2021 NAIDOC week included many amazing events, and even closed out with the awesome victory of Ash Barty, proud Ngarigo woman, at Wimbledon.
Department of Health employee, Josh Kelly, a proud Worimi bloke and the Chair of Aboriginal and Torres Strait Islander Staff Network within the Department of Health reflects on NAIDOC, ‘Heal Country!’, and what it means to him.
Can you explain the significance of NAIDOC week and this year’s theme 'Heal Country!' for the Aboriginal and Torres Strait Islander community?
NAIDOC Week is the one week a year when all the mob can come together to celebrate as one. This includes friends, family, and community. This year’s theme, ‘Heal Country!’, encompasses the connection we feel as Aboriginal and Torres Strait Islander people to country. More specifically to the ancestral lands and seas from where our mob are from. It goes beyond just a living environment and could be described as fundamental to our identity, making it ever more important that we respect and look after the country.
What does NAIDOC week mean to you?
It is one of the times of the year I look forward to and have celebrated with all my family since I was a little kid. Over the past couple of years with the pandemic around, having this connection has been difficult and so I have had to find new ways of revitalising. This has included spending more time with local mob and elders who not only allow me and my family to leave our footprints on their lands but also they continue to teach me and share their knowledge with me, making me feel like a part of their broader families.

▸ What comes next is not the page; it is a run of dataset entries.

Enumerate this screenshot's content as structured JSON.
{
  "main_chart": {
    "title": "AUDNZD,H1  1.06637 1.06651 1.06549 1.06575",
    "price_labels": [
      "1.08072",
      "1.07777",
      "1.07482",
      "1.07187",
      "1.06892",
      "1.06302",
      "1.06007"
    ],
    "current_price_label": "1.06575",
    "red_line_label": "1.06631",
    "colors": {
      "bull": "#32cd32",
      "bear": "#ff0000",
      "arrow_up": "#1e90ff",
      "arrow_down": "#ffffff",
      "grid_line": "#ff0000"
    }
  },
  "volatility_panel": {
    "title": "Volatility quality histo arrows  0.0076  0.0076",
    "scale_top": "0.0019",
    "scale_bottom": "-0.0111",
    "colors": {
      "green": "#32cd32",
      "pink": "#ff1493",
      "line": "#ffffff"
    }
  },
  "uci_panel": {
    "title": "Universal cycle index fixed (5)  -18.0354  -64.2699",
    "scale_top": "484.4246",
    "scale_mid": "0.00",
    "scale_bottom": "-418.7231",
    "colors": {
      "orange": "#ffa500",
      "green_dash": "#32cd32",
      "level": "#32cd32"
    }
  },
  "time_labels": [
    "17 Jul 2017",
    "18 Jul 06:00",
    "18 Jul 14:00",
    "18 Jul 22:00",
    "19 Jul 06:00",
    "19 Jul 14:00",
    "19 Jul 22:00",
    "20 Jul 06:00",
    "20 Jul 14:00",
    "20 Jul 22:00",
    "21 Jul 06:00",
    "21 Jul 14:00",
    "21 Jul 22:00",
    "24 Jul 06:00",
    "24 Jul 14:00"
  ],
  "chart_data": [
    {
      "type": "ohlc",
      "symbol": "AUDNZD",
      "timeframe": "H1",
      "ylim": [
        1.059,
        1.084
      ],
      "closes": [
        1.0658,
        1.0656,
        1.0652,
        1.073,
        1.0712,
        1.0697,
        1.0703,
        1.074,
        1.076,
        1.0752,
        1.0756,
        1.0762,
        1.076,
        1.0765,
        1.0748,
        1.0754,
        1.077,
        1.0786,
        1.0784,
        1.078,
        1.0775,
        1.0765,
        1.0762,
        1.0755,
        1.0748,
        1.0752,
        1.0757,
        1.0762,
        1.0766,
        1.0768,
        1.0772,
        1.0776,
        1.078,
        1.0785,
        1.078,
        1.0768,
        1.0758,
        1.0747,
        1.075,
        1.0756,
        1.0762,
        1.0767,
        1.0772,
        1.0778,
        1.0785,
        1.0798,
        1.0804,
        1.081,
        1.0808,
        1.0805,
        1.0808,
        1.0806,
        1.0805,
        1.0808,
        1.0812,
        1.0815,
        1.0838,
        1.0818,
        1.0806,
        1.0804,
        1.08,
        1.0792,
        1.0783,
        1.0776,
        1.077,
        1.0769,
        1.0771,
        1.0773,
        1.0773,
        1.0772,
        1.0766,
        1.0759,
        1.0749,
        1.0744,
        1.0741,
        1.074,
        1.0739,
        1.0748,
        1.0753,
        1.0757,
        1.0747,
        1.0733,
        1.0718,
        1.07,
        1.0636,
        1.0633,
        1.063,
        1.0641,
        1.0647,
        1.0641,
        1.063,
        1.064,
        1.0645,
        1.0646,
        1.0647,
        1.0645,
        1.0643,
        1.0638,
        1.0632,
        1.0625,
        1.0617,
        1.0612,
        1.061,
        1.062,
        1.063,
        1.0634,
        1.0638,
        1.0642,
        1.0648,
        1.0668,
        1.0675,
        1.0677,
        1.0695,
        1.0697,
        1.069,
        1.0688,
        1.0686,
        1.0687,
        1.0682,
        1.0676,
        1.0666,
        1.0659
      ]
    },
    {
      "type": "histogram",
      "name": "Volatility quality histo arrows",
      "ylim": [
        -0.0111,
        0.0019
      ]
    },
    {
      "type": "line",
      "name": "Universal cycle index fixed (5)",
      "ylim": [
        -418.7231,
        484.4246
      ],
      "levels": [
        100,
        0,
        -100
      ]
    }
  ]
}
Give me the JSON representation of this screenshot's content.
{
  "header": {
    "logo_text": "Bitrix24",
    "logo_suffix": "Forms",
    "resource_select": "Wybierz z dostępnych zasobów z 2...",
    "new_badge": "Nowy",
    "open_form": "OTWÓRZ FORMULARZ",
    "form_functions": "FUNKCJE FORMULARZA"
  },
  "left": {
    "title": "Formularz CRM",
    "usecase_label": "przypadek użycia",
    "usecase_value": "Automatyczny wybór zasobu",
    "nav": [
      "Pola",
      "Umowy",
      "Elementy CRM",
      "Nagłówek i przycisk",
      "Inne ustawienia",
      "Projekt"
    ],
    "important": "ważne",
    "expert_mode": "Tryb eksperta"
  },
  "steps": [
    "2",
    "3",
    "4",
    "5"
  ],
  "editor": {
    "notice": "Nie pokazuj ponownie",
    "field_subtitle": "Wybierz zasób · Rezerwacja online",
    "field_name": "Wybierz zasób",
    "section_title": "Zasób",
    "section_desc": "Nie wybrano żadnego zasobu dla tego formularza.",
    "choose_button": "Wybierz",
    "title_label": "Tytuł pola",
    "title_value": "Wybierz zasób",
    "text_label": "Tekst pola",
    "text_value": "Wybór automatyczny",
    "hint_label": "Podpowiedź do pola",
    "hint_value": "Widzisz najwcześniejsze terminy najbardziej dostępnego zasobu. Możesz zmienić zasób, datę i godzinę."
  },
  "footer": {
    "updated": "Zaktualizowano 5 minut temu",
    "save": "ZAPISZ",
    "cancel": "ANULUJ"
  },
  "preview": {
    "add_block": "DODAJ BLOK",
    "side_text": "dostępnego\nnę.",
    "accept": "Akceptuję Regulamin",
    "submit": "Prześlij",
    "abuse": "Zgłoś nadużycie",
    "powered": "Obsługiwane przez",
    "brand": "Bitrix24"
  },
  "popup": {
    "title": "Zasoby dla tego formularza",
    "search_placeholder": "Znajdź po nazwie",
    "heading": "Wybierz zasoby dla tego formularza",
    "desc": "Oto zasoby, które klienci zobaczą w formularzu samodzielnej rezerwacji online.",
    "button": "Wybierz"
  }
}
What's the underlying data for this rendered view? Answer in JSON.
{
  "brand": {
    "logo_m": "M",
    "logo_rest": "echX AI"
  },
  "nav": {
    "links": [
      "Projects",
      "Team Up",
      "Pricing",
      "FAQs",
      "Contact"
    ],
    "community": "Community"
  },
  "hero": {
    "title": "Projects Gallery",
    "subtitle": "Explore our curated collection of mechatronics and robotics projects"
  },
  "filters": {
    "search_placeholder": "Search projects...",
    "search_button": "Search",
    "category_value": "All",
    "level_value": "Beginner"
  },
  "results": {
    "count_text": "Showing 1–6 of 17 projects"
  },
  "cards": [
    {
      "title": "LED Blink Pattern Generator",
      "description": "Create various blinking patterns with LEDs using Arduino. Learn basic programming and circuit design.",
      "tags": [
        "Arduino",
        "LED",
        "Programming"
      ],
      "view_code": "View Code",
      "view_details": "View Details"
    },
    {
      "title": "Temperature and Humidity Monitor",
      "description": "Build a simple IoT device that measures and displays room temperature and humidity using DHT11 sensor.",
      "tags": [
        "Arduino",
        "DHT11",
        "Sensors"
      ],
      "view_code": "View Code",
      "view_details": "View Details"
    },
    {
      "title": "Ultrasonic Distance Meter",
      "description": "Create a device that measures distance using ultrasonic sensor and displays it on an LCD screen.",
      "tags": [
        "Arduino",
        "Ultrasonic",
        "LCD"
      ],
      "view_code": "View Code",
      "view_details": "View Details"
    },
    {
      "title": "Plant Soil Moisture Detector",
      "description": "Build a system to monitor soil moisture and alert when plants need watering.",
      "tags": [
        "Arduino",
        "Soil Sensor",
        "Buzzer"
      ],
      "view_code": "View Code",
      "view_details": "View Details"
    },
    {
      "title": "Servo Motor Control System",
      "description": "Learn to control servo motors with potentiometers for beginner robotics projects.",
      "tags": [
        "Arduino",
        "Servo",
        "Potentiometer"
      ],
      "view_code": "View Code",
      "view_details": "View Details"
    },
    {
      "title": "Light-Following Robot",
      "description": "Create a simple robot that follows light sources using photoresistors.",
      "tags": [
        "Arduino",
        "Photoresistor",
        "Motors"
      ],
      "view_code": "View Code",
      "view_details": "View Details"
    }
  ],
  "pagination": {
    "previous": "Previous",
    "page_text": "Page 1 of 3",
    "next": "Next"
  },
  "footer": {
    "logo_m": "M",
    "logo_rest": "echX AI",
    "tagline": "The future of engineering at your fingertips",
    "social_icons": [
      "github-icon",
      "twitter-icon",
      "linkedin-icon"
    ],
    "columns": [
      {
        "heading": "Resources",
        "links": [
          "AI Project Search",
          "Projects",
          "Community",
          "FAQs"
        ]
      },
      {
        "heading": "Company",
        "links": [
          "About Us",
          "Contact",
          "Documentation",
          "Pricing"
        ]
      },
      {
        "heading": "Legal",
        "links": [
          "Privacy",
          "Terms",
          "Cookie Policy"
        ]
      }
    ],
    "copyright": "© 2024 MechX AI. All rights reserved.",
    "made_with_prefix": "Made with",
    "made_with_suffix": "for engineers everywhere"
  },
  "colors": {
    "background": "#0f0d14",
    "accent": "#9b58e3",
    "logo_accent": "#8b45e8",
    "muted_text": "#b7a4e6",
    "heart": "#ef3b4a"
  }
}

The theme of NAIDOC week this year is ‘Heal Country!’. How did healthcare workers and staff contribute? Were your colleagues doing anything differently?
For many located in ACT, we took part in many events this year. We sent people to the local NAIDOC Ball, we attended local community events, and we undertook a Botanical Garden Bush Tucker Walk through the Department of Health for all staff. We also provided a book ‘Loving Country’ to attendees to assist in educating them on their individual journeys, and finally, we organised and ran a 5km walk/run. This 5km was dedicated to highlighting a need to heal county and connecting with other staff in more open and transparent conversations while also getting to know each other.